Like Conley, Urena is another guy the injury-plagued Marlins were forced to turn to in 2015. Unlike Conley though, he didn’t respond well. Coming to the Fish after just 11 games and 67.2 IP above AA, Urena was tagged for a 5.25 ERA (4.64 FIP), and a 1.1% K/BB in 20 games including nine starts. While Urena has the stuff to succeed as proven by the fact that he went from rookie ball to AAA in less than five years, he’s still very green. He has both a two-seamer and a four-seamer to his credit, both sitting in the 93 MPH range. The two-seamer lacks sink and is more of a fourth pitch in the works right now. His slurvy curve is even more so of a pitch in the works. Sitting in the 80 MPH range, it doesn’t have the bite Urena would advantageously like to place on the corners and quite often floats back over the heart of the plate. The rest of his breaking arsenal consists of a slider which has made strides over the last two years and his best pitch, a mid-80’s changeup. With more experience at the AAA level, Urena has the stuff to become a worthy back of the rotation arm or late reliever but with still some potential to live up to as well as some hitches in his mechanics to iron out when it comes to his arm angle and release points, he will need at least another half to full season in the minors.
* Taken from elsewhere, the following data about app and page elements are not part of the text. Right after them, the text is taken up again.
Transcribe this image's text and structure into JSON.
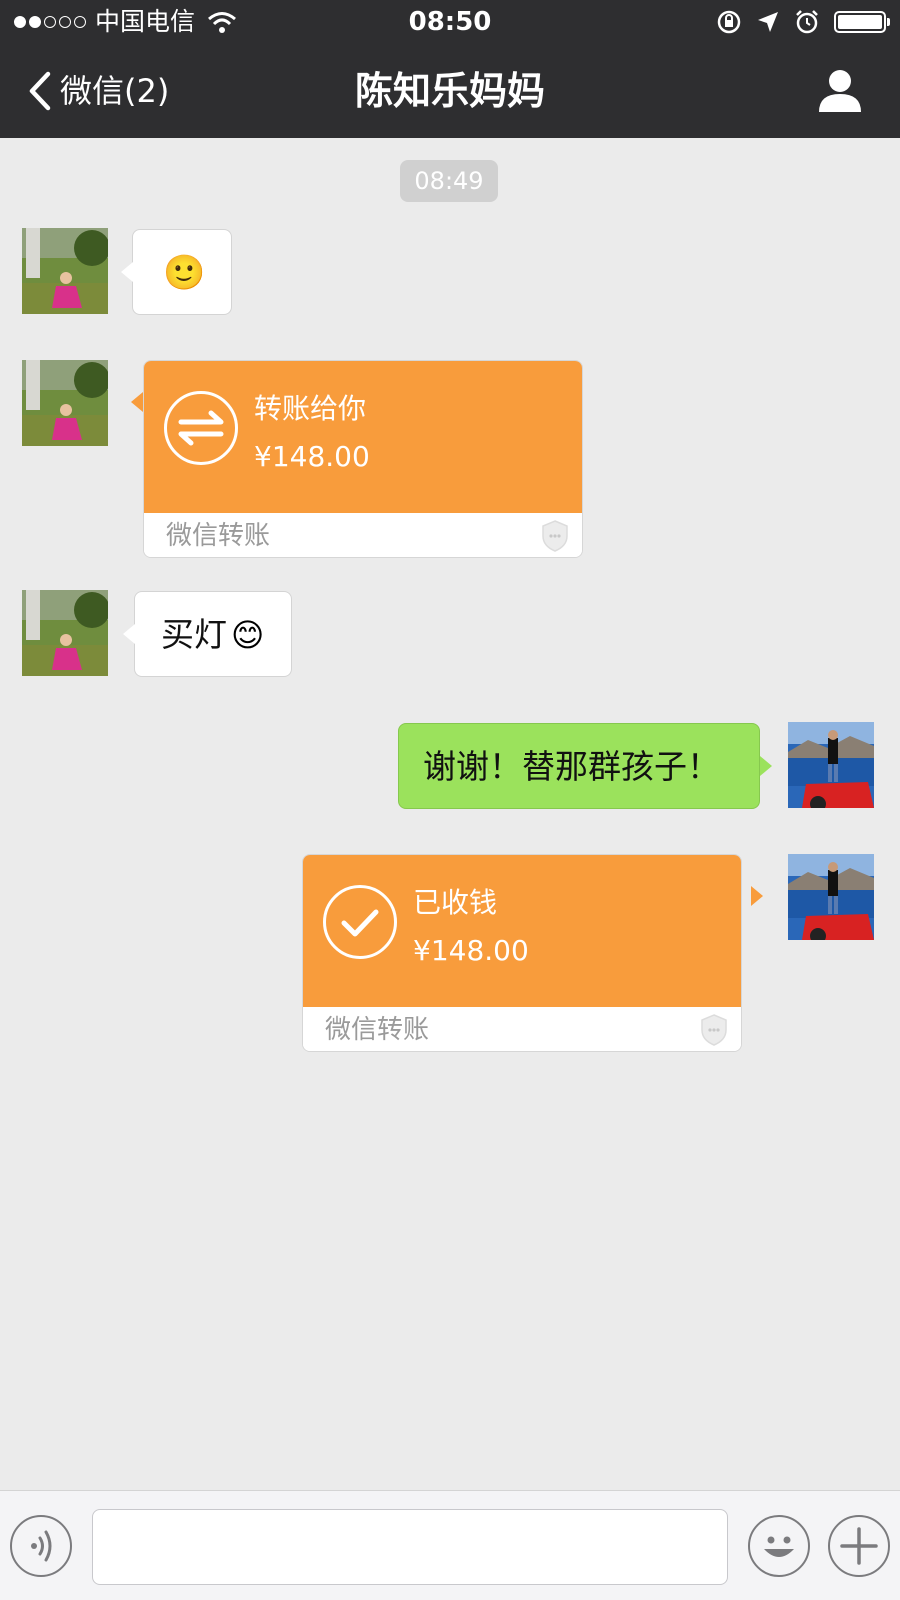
{
  "status_bar": {
    "carrier": "中国电信",
    "time": "08:50",
    "battery_level": 1.0,
    "signal_bars_filled": 2,
    "signal_bars_total": 5
  },
  "nav": {
    "back_label": "微信(2)",
    "title": "陈知乐妈妈",
    "profile_icon": "person-icon"
  },
  "chat": {
    "timestamp": "08:49",
    "messages": [
      {
        "side": "left",
        "type": "emoji",
        "emoji": "🙂"
      },
      {
        "side": "left",
        "type": "transfer",
        "title": "转账给你",
        "amount": "¥148.00",
        "footer": "微信转账",
        "icon": "transfer-arrows-icon"
      },
      {
        "side": "left",
        "type": "text",
        "text": "买灯",
        "emoji": "😊"
      },
      {
        "side": "right",
        "type": "text",
        "text": "谢谢！替那群孩子！"
      },
      {
        "side": "right",
        "type": "transfer",
        "title": "已收钱",
        "amount": "¥148.00",
        "footer": "微信转账",
        "icon": "check-icon"
      }
    ]
  },
  "colors": {
    "header_bg": "#2e2e30",
    "chat_bg": "#ebebeb",
    "transfer_orange": "#f89c3c",
    "bubble_green": "#9be25c"
  },
  "input_bar": {
    "text_value": "",
    "voice_icon": "voice-icon",
    "emoji_icon": "emoji-icon",
    "plus_icon": "plus-icon"
  }
}
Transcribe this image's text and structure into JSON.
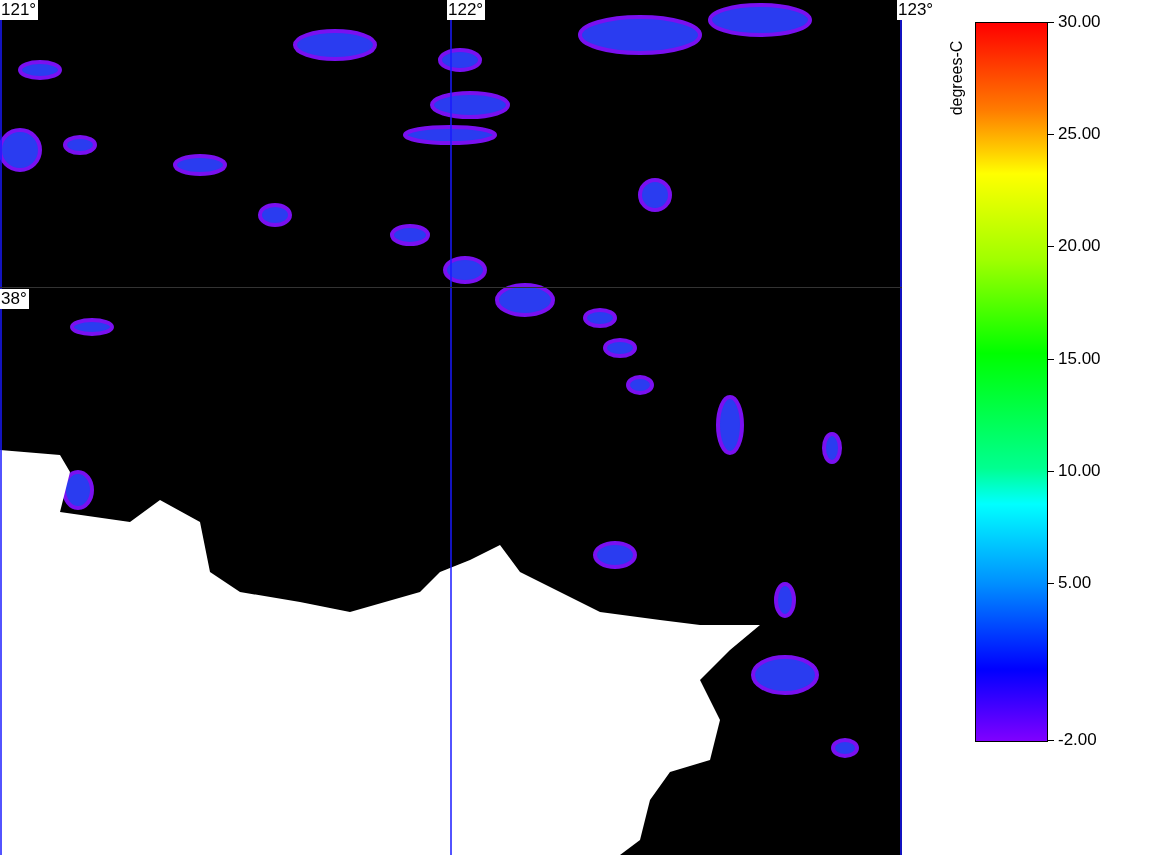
{
  "map": {
    "longitude_labels": [
      "121°",
      "122°",
      "123°"
    ],
    "latitude_labels": [
      "38°"
    ]
  },
  "colorbar": {
    "title": "degrees-C",
    "ticks": [
      "30.00",
      "25.00",
      "20.00",
      "15.00",
      "10.00",
      "5.00",
      "-2.00"
    ]
  }
}
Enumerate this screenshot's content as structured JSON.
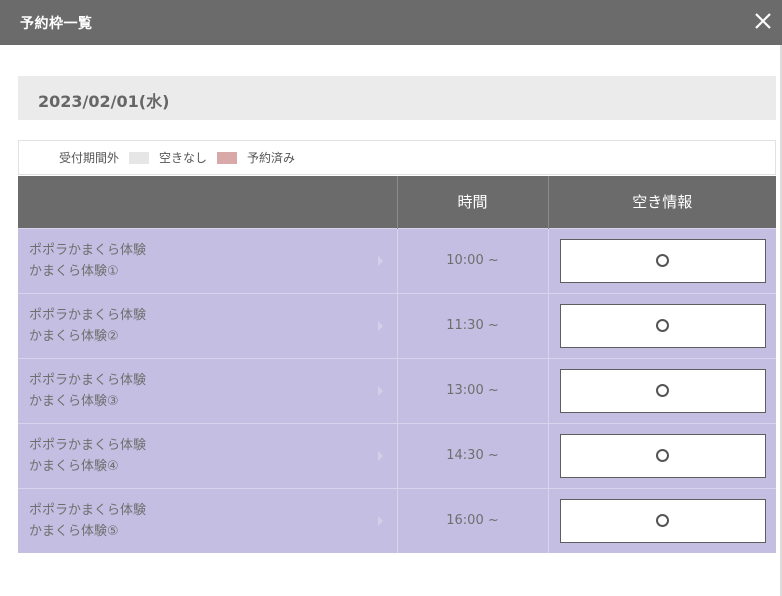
{
  "dialog": {
    "title": "予約枠一覧",
    "date": "2023/02/01(水)"
  },
  "legend": [
    {
      "label": "受付期間外",
      "color": "#e6e6e6"
    },
    {
      "label": "空きなし",
      "color": "#ffffff"
    },
    {
      "label": "予約済み",
      "color": "#d9a8a8"
    }
  ],
  "table": {
    "headers": [
      "",
      "時間",
      "空き情報"
    ],
    "rows": [
      {
        "plan": "ポポラかまくら体験",
        "sub": "かまくら体験①",
        "time": "10:00 ~",
        "status": "○"
      },
      {
        "plan": "ポポラかまくら体験",
        "sub": "かまくら体験②",
        "time": "11:30 ~",
        "status": "○"
      },
      {
        "plan": "ポポラかまくら体験",
        "sub": "かまくら体験③",
        "time": "13:00 ~",
        "status": "○"
      },
      {
        "plan": "ポポラかまくら体験",
        "sub": "かまくら体験④",
        "time": "14:30 ~",
        "status": "○"
      },
      {
        "plan": "ポポラかまくら体験",
        "sub": "かまくら体験⑤",
        "time": "16:00 ~",
        "status": "○"
      }
    ]
  }
}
After inexplicably waiting to sign or do much of anything until well near the end of winter, the Marlins scraped the bottom of the free agent pitchers market barrel by inking Edwin Jackson to the minimum MLB contract. Jackson comes to the Marlins following three straight dismal seasons with the Cubs, totaling 16-32 record, a 4.4 ERA, and a 1.52 WHIP over 82 games, after which he was DFA’d. At the end of last year, he joined the rebuilding Braves and tossed 24.1 relief innings. Although it’s a small sample size, those innings and the 31 relief innings he threw with the Cubs last year have been the best product Jackson has turned in in years. In those 55.2 frames, he held down a 3.07 ERA and a 1.168 WHIP. Coming down the stretch of a long 15 year career, Jackson no longer has much value outside of that capacity. That said, his stuff retained the best velo it’s had since 2012 last year. Though he is not what he once was by any stretch of the imagination whatsoever and has less of an outside chance of making the rotation especially after giving up five runs in his first two spring innings, the veteran is a class act, a good clubhouse guy and can still contribute positively in a 2-3 inning role out of the pen.